(YOUR INSTRUCTIONS): Write out every line of the data below exactly as given.

Top of INFORMATION SHOWN

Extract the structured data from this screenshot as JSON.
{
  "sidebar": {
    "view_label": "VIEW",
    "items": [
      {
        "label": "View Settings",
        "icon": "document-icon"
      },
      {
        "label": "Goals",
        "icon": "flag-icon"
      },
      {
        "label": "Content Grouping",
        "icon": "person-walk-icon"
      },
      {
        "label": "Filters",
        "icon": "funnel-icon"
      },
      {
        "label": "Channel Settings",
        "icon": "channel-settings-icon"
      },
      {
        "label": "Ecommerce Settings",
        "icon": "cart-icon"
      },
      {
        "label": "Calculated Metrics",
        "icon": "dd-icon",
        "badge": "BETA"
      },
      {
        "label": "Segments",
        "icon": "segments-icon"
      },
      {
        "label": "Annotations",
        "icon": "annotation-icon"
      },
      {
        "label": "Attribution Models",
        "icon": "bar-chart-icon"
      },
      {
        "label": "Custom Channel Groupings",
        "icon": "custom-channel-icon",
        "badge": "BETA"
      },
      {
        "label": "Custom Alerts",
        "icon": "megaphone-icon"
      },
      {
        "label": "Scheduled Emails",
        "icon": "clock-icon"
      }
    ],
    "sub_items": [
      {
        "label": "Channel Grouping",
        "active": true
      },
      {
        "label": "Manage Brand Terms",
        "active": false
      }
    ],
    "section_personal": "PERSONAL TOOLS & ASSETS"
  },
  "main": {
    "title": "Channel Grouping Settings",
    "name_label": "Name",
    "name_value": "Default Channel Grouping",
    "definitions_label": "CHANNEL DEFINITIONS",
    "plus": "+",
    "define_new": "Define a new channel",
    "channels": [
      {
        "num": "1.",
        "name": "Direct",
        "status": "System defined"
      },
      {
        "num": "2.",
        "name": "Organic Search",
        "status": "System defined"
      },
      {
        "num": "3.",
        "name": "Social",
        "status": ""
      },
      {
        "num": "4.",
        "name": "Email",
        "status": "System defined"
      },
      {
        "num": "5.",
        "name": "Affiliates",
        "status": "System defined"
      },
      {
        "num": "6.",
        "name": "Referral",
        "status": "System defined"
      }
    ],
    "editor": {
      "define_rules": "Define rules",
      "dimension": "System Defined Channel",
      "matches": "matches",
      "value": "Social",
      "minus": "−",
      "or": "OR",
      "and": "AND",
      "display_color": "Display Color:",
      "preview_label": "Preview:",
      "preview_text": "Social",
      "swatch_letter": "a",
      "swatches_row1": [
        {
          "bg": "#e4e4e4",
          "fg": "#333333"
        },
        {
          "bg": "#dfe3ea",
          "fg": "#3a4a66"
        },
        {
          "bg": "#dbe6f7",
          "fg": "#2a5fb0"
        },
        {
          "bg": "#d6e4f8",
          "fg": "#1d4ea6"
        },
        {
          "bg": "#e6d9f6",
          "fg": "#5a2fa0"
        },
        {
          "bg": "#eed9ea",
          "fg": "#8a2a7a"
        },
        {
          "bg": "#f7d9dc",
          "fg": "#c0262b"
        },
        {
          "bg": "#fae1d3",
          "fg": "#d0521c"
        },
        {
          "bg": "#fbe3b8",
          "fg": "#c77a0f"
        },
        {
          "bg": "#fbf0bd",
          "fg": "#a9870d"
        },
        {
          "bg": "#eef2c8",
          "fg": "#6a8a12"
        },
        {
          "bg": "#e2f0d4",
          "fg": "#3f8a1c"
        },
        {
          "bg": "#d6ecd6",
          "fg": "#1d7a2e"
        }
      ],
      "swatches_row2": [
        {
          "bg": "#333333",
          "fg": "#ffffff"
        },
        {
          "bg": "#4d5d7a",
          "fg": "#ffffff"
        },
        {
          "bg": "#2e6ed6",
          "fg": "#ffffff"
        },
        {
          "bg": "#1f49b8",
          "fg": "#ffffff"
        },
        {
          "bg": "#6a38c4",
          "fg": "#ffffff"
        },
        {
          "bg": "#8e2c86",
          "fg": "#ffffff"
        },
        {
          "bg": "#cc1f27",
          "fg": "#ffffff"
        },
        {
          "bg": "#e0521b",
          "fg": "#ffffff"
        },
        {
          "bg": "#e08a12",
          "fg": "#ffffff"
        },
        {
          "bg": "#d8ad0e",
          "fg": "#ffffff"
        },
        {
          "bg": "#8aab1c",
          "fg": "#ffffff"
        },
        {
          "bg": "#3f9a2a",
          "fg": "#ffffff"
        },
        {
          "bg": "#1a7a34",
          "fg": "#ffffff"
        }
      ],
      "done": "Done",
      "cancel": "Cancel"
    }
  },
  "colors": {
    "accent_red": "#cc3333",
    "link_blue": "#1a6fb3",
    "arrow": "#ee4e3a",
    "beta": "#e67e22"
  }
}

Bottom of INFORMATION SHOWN

(OUTPUT FOR THIS TASK):
Extract the structured data from this screenshot as JSON.
{
  "sidebar": {
    "view_label": "VIEW",
    "items": [
      {
        "label": "View Settings",
        "icon": "document-icon"
      },
      {
        "label": "Goals",
        "icon": "flag-icon"
      },
      {
        "label": "Content Grouping",
        "icon": "person-walk-icon"
      },
      {
        "label": "Filters",
        "icon": "funnel-icon"
      },
      {
        "label": "Channel Settings",
        "icon": "channel-settings-icon"
      },
      {
        "label": "Ecommerce Settings",
        "icon": "cart-icon"
      },
      {
        "label": "Calculated Metrics",
        "icon": "dd-icon",
        "badge": "BETA"
      },
      {
        "label": "Segments",
        "icon": "segments-icon"
      },
      {
        "label": "Annotations",
        "icon": "annotation-icon"
      },
      {
        "label": "Attribution Models",
        "icon": "bar-chart-icon"
      },
      {
        "label": "Custom Channel Groupings",
        "icon": "custom-channel-icon",
        "badge": "BETA"
      },
      {
        "label": "Custom Alerts",
        "icon": "megaphone-icon"
      },
      {
        "label": "Scheduled Emails",
        "icon": "clock-icon"
      }
    ],
    "sub_items": [
      {
        "label": "Channel Grouping",
        "active": true
      },
      {
        "label": "Manage Brand Terms",
        "active": false
      }
    ],
    "section_personal": "PERSONAL TOOLS & ASSETS"
  },
  "main": {
    "title": "Channel Grouping Settings",
    "name_label": "Name",
    "name_value": "Default Channel Grouping",
    "definitions_label": "CHANNEL DEFINITIONS",
    "plus": "+",
    "define_new": "Define a new channel",
    "channels": [
      {
        "num": "1.",
        "name": "Direct",
        "status": "System defined"
      },
      {
        "num": "2.",
        "name": "Organic Search",
        "status": "System defined"
      },
      {
        "num": "3.",
        "name": "Social",
        "status": ""
      },
      {
        "num": "4.",
        "name": "Email",
        "status": "System defined"
      },
      {
        "num": "5.",
        "name": "Affiliates",
        "status": "System defined"
      },
      {
        "num": "6.",
        "name": "Referral",
        "status": "System defined"
      }
    ],
    "editor": {
      "define_rules": "Define rules",
      "dimension": "System Defined Channel",
      "matches": "matches",
      "value": "Social",
      "minus": "−",
      "or": "OR",
      "and": "AND",
      "display_color": "Display Color:",
      "preview_label": "Preview:",
      "preview_text": "Social",
      "swatch_letter": "a",
      "swatches_row1": [
        {
          "bg": "#e4e4e4",
          "fg": "#333333"
        },
        {
          "bg": "#dfe3ea",
          "fg": "#3a4a66"
        },
        {
          "bg": "#dbe6f7",
          "fg": "#2a5fb0"
        },
        {
          "bg": "#d6e4f8",
          "fg": "#1d4ea6"
        },
        {
          "bg": "#e6d9f6",
          "fg": "#5a2fa0"
        },
        {
          "bg": "#eed9ea",
          "fg": "#8a2a7a"
        },
        {
          "bg": "#f7d9dc",
          "fg": "#c0262b"
        },
        {
          "bg": "#fae1d3",
          "fg": "#d0521c"
        },
        {
          "bg": "#fbe3b8",
          "fg": "#c77a0f"
        },
        {
          "bg": "#fbf0bd",
          "fg": "#a9870d"
        },
        {
          "bg": "#eef2c8",
          "fg": "#6a8a12"
        },
        {
          "bg": "#e2f0d4",
          "fg": "#3f8a1c"
        },
        {
          "bg": "#d6ecd6",
          "fg": "#1d7a2e"
        }
      ],
      "swatches_row2": [
        {
          "bg": "#333333",
          "fg": "#ffffff"
        },
        {
          "bg": "#4d5d7a",
          "fg": "#ffffff"
        },
        {
          "bg": "#2e6ed6",
          "fg": "#ffffff"
        },
        {
          "bg": "#1f49b8",
          "fg": "#ffffff"
        },
        {
          "bg": "#6a38c4",
          "fg": "#ffffff"
        },
        {
          "bg": "#8e2c86",
          "fg": "#ffffff"
        },
        {
          "bg": "#cc1f27",
          "fg": "#ffffff"
        },
        {
          "bg": "#e0521b",
          "fg": "#ffffff"
        },
        {
          "bg": "#e08a12",
          "fg": "#ffffff"
        },
        {
          "bg": "#d8ad0e",
          "fg": "#ffffff"
        },
        {
          "bg": "#8aab1c",
          "fg": "#ffffff"
        },
        {
          "bg": "#3f9a2a",
          "fg": "#ffffff"
        },
        {
          "bg": "#1a7a34",
          "fg": "#ffffff"
        }
      ],
      "done": "Done",
      "cancel": "Cancel"
    }
  },
  "colors": {
    "accent_red": "#cc3333",
    "link_blue": "#1a6fb3",
    "arrow": "#ee4e3a",
    "beta": "#e67e22"
  }
}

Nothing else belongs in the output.